:: Provided entries ::

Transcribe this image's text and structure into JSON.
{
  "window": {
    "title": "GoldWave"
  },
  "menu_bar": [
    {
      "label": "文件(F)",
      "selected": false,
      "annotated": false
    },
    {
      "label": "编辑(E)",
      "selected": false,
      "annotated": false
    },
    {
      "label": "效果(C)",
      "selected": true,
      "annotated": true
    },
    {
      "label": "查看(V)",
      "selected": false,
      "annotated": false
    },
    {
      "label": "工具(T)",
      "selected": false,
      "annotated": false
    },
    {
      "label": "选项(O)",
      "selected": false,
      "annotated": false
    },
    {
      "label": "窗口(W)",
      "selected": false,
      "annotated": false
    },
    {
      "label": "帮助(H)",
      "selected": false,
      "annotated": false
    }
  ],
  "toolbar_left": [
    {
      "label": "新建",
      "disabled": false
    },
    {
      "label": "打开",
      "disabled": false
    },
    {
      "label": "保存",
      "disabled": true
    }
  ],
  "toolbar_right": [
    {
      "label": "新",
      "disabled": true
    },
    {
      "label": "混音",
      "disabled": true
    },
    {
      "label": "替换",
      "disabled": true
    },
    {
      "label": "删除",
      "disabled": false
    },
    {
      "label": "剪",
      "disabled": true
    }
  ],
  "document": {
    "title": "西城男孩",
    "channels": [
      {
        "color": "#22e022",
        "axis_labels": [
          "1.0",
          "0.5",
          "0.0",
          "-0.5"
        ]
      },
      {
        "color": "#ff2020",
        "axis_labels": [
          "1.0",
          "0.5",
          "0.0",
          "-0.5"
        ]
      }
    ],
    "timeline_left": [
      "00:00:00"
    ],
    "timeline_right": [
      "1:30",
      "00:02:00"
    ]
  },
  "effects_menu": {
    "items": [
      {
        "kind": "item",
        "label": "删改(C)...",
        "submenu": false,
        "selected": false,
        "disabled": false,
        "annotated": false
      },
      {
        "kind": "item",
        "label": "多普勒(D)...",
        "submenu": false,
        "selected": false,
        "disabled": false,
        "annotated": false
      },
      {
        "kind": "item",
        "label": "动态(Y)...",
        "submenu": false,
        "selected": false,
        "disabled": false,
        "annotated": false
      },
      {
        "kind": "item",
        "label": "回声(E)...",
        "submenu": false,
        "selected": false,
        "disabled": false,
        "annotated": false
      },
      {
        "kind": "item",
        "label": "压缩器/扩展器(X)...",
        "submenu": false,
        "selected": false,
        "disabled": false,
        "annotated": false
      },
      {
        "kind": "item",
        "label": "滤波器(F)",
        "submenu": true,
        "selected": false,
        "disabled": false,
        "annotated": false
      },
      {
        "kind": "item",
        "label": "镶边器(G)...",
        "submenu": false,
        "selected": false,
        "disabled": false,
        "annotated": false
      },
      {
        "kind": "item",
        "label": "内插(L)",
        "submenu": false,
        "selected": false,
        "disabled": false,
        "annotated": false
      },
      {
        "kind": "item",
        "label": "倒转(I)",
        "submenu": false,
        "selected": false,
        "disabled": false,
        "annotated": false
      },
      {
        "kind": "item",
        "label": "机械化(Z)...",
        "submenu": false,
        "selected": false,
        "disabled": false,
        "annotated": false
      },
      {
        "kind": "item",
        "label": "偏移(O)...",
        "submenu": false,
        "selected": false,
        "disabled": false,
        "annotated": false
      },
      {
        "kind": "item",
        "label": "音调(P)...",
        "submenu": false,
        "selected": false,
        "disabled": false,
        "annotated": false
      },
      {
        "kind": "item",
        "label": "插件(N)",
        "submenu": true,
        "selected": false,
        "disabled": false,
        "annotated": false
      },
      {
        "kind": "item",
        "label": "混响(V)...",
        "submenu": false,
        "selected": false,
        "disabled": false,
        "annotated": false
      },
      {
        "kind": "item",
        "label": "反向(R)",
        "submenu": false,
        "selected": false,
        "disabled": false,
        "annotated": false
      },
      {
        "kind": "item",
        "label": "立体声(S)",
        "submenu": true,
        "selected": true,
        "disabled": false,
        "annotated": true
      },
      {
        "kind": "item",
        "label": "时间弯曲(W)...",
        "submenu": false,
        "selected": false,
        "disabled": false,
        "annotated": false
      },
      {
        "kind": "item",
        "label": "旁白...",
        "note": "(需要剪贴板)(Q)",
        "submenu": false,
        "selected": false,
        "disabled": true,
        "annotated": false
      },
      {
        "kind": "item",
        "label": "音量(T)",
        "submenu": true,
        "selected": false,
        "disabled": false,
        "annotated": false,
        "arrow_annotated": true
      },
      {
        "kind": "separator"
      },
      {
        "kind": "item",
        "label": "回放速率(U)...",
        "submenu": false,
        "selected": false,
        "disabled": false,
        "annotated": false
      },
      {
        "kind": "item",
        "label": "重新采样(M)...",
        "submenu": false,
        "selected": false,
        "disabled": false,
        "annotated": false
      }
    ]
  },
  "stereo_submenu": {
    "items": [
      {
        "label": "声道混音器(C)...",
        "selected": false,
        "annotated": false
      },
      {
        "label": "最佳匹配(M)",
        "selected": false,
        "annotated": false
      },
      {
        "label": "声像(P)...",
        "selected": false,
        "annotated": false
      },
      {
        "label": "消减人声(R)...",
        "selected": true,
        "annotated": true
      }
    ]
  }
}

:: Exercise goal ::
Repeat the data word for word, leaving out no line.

:: Reply ::
Transcribe this image's text and structure into JSON.
{
  "window": {
    "title": "GoldWave"
  },
  "menu_bar": [
    {
      "label": "文件(F)",
      "selected": false,
      "annotated": false
    },
    {
      "label": "编辑(E)",
      "selected": false,
      "annotated": false
    },
    {
      "label": "效果(C)",
      "selected": true,
      "annotated": true
    },
    {
      "label": "查看(V)",
      "selected": false,
      "annotated": false
    },
    {
      "label": "工具(T)",
      "selected": false,
      "annotated": false
    },
    {
      "label": "选项(O)",
      "selected": false,
      "annotated": false
    },
    {
      "label": "窗口(W)",
      "selected": false,
      "annotated": false
    },
    {
      "label": "帮助(H)",
      "selected": false,
      "annotated": false
    }
  ],
  "toolbar_left": [
    {
      "label": "新建",
      "disabled": false
    },
    {
      "label": "打开",
      "disabled": false
    },
    {
      "label": "保存",
      "disabled": true
    }
  ],
  "toolbar_right": [
    {
      "label": "新",
      "disabled": true
    },
    {
      "label": "混音",
      "disabled": true
    },
    {
      "label": "替换",
      "disabled": true
    },
    {
      "label": "删除",
      "disabled": false
    },
    {
      "label": "剪",
      "disabled": true
    }
  ],
  "document": {
    "title": "西城男孩",
    "channels": [
      {
        "color": "#22e022",
        "axis_labels": [
          "1.0",
          "0.5",
          "0.0",
          "-0.5"
        ]
      },
      {
        "color": "#ff2020",
        "axis_labels": [
          "1.0",
          "0.5",
          "0.0",
          "-0.5"
        ]
      }
    ],
    "timeline_left": [
      "00:00:00"
    ],
    "timeline_right": [
      "1:30",
      "00:02:00"
    ]
  },
  "effects_menu": {
    "items": [
      {
        "kind": "item",
        "label": "删改(C)...",
        "submenu": false,
        "selected": false,
        "disabled": false,
        "annotated": false
      },
      {
        "kind": "item",
        "label": "多普勒(D)...",
        "submenu": false,
        "selected": false,
        "disabled": false,
        "annotated": false
      },
      {
        "kind": "item",
        "label": "动态(Y)...",
        "submenu": false,
        "selected": false,
        "disabled": false,
        "annotated": false
      },
      {
        "kind": "item",
        "label": "回声(E)...",
        "submenu": false,
        "selected": false,
        "disabled": false,
        "annotated": false
      },
      {
        "kind": "item",
        "label": "压缩器/扩展器(X)...",
        "submenu": false,
        "selected": false,
        "disabled": false,
        "annotated": false
      },
      {
        "kind": "item",
        "label": "滤波器(F)",
        "submenu": true,
        "selected": false,
        "disabled": false,
        "annotated": false
      },
      {
        "kind": "item",
        "label": "镶边器(G)...",
        "submenu": false,
        "selected": false,
        "disabled": false,
        "annotated": false
      },
      {
        "kind": "item",
        "label": "内插(L)",
        "submenu": false,
        "selected": false,
        "disabled": false,
        "annotated": false
      },
      {
        "kind": "item",
        "label": "倒转(I)",
        "submenu": false,
        "selected": false,
        "disabled": false,
        "annotated": false
      },
      {
        "kind": "item",
        "label": "机械化(Z)...",
        "submenu": false,
        "selected": false,
        "disabled": false,
        "annotated": false
      },
      {
        "kind": "item",
        "label": "偏移(O)...",
        "submenu": false,
        "selected": false,
        "disabled": false,
        "annotated": false
      },
      {
        "kind": "item",
        "label": "音调(P)...",
        "submenu": false,
        "selected": false,
        "disabled": false,
        "annotated": false
      },
      {
        "kind": "item",
        "label": "插件(N)",
        "submenu": true,
        "selected": false,
        "disabled": false,
        "annotated": false
      },
      {
        "kind": "item",
        "label": "混响(V)...",
        "submenu": false,
        "selected": false,
        "disabled": false,
        "annotated": false
      },
      {
        "kind": "item",
        "label": "反向(R)",
        "submenu": false,
        "selected": false,
        "disabled": false,
        "annotated": false
      },
      {
        "kind": "item",
        "label": "立体声(S)",
        "submenu": true,
        "selected": true,
        "disabled": false,
        "annotated": true
      },
      {
        "kind": "item",
        "label": "时间弯曲(W)...",
        "submenu": false,
        "selected": false,
        "disabled": false,
        "annotated": false
      },
      {
        "kind": "item",
        "label": "旁白...",
        "note": "(需要剪贴板)(Q)",
        "submenu": false,
        "selected": false,
        "disabled": true,
        "annotated": false
      },
      {
        "kind": "item",
        "label": "音量(T)",
        "submenu": true,
        "selected": false,
        "disabled": false,
        "annotated": false,
        "arrow_annotated": true
      },
      {
        "kind": "separator"
      },
      {
        "kind": "item",
        "label": "回放速率(U)...",
        "submenu": false,
        "selected": false,
        "disabled": false,
        "annotated": false
      },
      {
        "kind": "item",
        "label": "重新采样(M)...",
        "submenu": false,
        "selected": false,
        "disabled": false,
        "annotated": false
      }
    ]
  },
  "stereo_submenu": {
    "items": [
      {
        "label": "声道混音器(C)...",
        "selected": false,
        "annotated": false
      },
      {
        "label": "最佳匹配(M)",
        "selected": false,
        "annotated": false
      },
      {
        "label": "声像(P)...",
        "selected": false,
        "annotated": false
      },
      {
        "label": "消减人声(R)...",
        "selected": true,
        "annotated": true
      }
    ]
  }
}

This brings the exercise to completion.